JoVE Visualize is a tool created to match the last 5 years of PubMed publications to methods in JoVE's video library.

How does it work?

We use abstracts found on PubMed and match them to JoVE videos to create a list of 10 to 30 related methods videos.

Video X seems to be unrelated to Abstract Y...

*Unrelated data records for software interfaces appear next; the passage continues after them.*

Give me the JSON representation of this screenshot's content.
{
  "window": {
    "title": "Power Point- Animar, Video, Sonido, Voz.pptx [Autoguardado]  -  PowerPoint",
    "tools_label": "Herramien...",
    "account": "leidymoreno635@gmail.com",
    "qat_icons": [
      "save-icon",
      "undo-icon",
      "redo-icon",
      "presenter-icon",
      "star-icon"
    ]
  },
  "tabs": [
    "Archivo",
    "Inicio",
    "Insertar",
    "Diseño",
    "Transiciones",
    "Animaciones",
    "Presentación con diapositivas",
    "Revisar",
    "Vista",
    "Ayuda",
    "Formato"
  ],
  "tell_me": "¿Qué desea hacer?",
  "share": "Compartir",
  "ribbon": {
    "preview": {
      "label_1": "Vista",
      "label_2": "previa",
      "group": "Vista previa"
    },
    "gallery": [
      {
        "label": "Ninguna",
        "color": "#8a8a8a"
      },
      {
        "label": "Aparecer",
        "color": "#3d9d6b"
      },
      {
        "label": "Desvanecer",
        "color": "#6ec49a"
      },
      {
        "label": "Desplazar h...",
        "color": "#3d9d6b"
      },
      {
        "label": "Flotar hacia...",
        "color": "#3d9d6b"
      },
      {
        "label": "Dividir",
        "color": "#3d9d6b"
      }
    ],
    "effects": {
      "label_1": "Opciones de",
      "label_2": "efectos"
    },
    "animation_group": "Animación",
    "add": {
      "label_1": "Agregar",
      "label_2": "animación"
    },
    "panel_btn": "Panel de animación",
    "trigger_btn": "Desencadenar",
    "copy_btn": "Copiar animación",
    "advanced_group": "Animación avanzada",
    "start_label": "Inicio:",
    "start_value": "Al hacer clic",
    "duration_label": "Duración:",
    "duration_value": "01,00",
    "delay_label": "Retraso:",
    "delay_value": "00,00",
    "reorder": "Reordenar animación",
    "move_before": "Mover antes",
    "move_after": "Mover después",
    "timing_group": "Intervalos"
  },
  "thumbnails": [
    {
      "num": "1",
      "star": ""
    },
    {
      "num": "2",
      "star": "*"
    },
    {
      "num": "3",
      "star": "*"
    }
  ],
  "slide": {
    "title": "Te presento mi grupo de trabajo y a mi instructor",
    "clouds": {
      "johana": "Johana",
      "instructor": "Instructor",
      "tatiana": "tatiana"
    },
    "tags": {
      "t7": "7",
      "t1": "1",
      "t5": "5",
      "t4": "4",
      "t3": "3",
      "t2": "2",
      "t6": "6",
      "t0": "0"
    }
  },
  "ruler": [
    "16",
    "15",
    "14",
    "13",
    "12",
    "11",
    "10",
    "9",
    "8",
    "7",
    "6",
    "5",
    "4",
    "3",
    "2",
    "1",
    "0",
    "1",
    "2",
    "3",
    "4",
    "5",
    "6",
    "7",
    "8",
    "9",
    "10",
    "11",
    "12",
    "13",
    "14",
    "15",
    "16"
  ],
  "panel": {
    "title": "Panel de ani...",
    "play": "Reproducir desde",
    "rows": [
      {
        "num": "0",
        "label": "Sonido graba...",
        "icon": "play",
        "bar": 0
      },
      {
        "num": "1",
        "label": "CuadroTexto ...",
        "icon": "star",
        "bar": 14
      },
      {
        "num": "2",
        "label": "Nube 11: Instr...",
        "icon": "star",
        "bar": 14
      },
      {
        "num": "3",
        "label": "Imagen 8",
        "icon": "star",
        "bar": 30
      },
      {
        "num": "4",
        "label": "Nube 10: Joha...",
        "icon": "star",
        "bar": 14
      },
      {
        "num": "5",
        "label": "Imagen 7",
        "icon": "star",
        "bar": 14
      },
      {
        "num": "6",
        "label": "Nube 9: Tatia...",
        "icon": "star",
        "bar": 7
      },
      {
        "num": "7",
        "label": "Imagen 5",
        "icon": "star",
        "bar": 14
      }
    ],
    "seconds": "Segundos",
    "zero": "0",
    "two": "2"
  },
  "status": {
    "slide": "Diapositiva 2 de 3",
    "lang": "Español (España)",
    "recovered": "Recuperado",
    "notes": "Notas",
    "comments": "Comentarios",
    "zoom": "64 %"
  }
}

In developing our video relationships, we compare around 5 million PubMed articles to our library of over 4,500 methods videos. In some cases the language used in the PubMed abstracts makes matching that content to a JoVE video difficult. In other cases, there happens not to be any content in our video library that is relevant to the topic of a given abstract. In these cases, our algorithms are trying their best to display videos with relevant content, which can sometimes result in matched videos with only a slight relation.